Michael Evans, chairman of the Fresno County Democratic Party, said Nunes conducts few public meetings and no town halls in the district, so his appearance Friday was one of the few that he’s made here. “We want to let him to know we’re concerned with the shenanigans he’s carrying out as chair of the House Intelligence Committee,” Evans said. “A lot of people are very concerned. Devin Nunes has embarrassed the district, he’s embarrassed himself, he’s embarrassed the country.”
Suzanne Fortier of Fresno, a self-described fourth generation California farmer, said she came out to protest because she has “very serious” concerns about Nunes.
“He has not been on the right side of the issues as far as I’m concerned for some time,” said Fortier, who farms 40 acres of citrus. “But now with his antics on the Intelligence Committee, I’m very concerned.”
Nunes arrived at the banquet hall ahead of schedule in a silver SUV and spoke for about 45 minutes before hustling out a side door, out of sight of media and protesters. As word spread that Nunes had left the building, the crowd along Blackstone quickly dispersed.
Dr. Joseph Butterweck, a veterinarian from Friant, was in the audience to hear Nunes. Butterweck said that while most of the discussion was about California’s water issues, the congressman spent about 10 to 15 minutes talking about the Russia investigation. “But I wasn’t listening that closely to that particular thing because I didn’t think it was that important anyway,” Butterweck said. He added that Nunes criticized the national news media “because the press wasn’t reporting what actually happened.”
A major theme of the talk involved the proposed Temperance Flat Dam, Butterweck said. “I live up in that area, and they’ve been talking about it for years,” he said. “Physically, it’s not going to hold enough water in reality. But there are other issues that need to get resolved.”
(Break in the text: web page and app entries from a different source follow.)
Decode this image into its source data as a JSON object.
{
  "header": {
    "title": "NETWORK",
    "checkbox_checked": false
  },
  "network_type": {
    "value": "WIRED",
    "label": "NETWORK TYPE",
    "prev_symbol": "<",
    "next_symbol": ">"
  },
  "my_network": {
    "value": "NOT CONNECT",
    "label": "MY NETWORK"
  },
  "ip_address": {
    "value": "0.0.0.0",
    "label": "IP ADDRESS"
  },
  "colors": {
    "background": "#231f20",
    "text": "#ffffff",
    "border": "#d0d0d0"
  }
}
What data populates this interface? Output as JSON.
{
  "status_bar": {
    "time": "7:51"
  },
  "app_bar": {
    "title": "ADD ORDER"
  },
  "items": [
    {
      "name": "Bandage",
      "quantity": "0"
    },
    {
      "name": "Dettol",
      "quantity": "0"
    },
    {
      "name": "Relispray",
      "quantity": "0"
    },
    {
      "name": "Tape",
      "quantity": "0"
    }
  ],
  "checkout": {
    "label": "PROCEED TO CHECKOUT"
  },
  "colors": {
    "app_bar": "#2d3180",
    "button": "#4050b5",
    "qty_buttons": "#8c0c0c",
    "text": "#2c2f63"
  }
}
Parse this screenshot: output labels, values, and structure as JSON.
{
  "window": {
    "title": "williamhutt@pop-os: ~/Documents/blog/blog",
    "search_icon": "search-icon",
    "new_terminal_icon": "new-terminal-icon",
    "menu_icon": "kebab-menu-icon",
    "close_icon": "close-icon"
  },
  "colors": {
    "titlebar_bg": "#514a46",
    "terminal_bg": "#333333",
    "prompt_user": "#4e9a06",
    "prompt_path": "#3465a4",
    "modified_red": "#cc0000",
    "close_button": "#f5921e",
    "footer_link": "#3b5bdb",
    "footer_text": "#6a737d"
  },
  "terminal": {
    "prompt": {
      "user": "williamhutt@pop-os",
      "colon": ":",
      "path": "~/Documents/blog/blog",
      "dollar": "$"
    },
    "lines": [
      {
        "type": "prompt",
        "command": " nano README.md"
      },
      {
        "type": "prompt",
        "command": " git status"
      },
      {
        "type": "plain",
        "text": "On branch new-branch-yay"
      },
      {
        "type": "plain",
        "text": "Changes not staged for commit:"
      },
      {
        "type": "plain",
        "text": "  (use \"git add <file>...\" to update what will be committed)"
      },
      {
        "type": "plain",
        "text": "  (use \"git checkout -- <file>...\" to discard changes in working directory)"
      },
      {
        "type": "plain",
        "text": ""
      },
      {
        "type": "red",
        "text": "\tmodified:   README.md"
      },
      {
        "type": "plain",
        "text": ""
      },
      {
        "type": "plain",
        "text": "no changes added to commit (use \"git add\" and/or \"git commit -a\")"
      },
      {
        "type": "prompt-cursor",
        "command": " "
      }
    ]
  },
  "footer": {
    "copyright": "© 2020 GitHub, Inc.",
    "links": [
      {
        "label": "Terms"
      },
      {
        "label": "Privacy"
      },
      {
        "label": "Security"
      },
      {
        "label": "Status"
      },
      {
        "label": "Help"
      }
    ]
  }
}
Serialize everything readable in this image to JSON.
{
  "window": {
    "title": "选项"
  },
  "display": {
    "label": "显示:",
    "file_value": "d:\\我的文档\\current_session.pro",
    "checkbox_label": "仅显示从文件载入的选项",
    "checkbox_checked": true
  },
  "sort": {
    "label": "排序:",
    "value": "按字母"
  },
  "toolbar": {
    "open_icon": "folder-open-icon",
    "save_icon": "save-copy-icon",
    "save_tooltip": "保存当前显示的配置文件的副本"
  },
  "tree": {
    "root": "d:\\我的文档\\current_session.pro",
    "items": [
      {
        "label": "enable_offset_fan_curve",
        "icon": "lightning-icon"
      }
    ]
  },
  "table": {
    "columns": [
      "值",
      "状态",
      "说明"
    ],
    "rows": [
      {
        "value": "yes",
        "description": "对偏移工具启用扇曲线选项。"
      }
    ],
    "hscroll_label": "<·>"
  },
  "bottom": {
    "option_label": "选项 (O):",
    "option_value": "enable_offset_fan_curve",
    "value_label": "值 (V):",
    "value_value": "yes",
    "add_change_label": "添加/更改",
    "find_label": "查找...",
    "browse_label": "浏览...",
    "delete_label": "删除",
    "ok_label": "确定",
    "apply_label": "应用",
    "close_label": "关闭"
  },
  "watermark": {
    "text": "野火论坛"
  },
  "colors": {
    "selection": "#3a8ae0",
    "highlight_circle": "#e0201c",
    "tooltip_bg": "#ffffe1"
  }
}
Butterweck said Nunes declared that “California’s got to … do some things, and one is (fixing) the Endangered Species (Act). We’ve got certain species they claim are endangered, and that’s really hurting the water issue.
“Until we resolve that, we can’t really do a whole lot on the water issue,” Butterwick said of Nunes’ comments.